CUT A STRIP about 100mm wide off a new sheet of plywood, marking which side is the factory edge.
MAKE THE GUIDE using screws to secure a 250mm wide strip of 6mm plywood to the factory edge, then set the saw baseplate angle
to 45º and trim off the edge of the 6mm plywood.
CUT THE SPLIT BATTENS by measuring and marking a cut line 30mm from the edge of the plywood then clamp the cutting guide and run the circular saw along it to cut the hook strip for the hanging cleats.
Measure and mark further cut lines at 70mm intervals and clamp the guide to cut the battens.
Attach the battens
This garage storage system uses plywood split battens secured to the wall at 300mm intervals.
You’ll need 12 split battens to span the full width of a 3600mm wall.
To secure the split battens, mark level lines 300mm apart on the wall then mark the stud positions.
USE A STUD FINDER to locate the studs and check whether they are 450 or 600mm apart.
For a masonry wall, use a hammer drill and masonry bit to make holes for wall plugs a similar distance apart.
MAKE A CUTTING GUIDE to ensure perfectly consistent battens and to speed up the process, and another one to make the hanging cleats.
Cut an extra batten as a heavy-duty hook strip for the storage bins.
TIP You won’t be able to use the cutting guide effectively for the last 250mm of the sheet, so use this offcut to make the shelves and bins.
Use a spirit level to mark a level line 250mm up from the floor and continue this line for the full width
of the wall. Measure up from this line to mark 300mm intervals at each end of the wall then flick a chalkline to show the positions of the split battens.
Use a stud finder to locate a stud then drill a series of 1.5mm diameter holes to find its exact width. Mark the centre of the stud then use a spirit level to draw plumb lines at 450mm or 600mm intervals from this mark to show the centres of the other studs.

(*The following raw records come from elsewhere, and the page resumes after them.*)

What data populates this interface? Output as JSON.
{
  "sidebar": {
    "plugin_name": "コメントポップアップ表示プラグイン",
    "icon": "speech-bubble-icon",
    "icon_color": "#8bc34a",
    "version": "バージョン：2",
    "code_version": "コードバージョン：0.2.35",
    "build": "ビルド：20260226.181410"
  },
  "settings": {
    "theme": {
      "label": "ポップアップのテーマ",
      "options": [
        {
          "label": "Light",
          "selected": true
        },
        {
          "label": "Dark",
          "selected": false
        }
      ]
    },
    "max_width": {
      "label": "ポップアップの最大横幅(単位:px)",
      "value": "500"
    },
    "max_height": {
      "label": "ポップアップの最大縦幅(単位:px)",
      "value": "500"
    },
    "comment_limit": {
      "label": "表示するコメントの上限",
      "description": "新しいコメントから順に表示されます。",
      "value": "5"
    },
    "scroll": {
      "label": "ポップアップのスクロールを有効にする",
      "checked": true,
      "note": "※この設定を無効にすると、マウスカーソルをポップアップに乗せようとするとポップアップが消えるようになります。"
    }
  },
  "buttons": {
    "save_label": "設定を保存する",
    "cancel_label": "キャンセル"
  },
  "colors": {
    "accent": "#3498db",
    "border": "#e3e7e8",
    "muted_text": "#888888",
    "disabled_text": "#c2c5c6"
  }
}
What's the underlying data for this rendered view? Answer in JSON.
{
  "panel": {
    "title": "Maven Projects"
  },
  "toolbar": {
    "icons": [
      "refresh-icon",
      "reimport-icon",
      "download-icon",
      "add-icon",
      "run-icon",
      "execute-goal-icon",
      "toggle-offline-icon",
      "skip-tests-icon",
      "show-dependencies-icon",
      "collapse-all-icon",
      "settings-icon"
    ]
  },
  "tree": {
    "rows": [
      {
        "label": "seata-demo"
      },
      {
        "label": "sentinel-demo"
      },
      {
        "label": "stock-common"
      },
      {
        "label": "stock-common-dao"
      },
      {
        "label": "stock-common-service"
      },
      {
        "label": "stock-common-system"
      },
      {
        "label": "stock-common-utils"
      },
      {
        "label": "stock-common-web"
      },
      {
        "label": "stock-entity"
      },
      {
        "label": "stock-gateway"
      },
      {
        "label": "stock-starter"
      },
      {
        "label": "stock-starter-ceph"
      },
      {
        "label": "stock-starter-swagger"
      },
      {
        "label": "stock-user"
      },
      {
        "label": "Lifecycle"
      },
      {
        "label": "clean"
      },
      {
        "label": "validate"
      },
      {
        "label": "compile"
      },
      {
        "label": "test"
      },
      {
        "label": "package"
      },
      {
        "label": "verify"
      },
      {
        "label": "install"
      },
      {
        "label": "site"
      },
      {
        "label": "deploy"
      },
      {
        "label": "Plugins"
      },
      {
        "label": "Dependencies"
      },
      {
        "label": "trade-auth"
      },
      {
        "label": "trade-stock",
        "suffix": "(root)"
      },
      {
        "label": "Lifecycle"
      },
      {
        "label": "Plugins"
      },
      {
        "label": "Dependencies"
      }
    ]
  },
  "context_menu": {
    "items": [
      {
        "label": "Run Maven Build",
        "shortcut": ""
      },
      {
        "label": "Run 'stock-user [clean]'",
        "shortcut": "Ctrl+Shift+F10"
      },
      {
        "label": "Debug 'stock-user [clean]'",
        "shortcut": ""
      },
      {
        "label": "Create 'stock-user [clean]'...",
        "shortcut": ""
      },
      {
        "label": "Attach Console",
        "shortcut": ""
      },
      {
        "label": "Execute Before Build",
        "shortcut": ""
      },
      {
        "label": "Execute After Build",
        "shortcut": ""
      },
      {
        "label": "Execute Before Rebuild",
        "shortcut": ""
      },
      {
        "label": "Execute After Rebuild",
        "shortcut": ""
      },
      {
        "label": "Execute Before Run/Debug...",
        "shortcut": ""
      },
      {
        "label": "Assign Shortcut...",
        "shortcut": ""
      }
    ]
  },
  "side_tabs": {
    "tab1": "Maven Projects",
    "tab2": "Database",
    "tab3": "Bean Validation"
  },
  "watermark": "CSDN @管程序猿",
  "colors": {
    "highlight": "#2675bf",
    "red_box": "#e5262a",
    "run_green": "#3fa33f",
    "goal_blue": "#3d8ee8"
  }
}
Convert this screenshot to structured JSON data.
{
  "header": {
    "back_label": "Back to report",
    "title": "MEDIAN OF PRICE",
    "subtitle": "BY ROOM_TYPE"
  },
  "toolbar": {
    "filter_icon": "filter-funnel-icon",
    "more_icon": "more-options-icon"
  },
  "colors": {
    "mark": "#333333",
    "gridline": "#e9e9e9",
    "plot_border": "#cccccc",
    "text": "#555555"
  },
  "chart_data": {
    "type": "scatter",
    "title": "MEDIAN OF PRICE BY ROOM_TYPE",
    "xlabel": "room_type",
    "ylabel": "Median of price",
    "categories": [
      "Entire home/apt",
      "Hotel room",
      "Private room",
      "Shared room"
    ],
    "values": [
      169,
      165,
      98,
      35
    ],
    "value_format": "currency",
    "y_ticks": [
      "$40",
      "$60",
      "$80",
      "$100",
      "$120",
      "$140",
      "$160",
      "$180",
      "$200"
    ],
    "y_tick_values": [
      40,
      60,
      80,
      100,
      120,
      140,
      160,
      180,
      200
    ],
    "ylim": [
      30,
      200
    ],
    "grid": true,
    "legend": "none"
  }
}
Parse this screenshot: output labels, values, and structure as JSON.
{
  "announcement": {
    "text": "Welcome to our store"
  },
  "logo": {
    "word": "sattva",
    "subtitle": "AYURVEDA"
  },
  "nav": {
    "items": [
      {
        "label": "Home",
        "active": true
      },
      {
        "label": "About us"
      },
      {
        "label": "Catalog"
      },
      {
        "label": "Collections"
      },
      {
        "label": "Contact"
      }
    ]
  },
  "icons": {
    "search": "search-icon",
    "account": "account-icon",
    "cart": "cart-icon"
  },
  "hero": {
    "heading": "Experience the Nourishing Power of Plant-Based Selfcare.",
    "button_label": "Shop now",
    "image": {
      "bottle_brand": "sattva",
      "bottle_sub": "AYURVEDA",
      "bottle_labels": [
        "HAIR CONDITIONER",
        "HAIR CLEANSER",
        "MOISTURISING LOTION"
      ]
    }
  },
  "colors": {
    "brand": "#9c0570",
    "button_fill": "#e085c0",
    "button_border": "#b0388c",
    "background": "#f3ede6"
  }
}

Measure the width of the wall that you plan to use for the storage system, then cut the split battens to length. Align the base of each split batten with the marked line, drill and countersink pilot holes at the stud positions and secure with screws.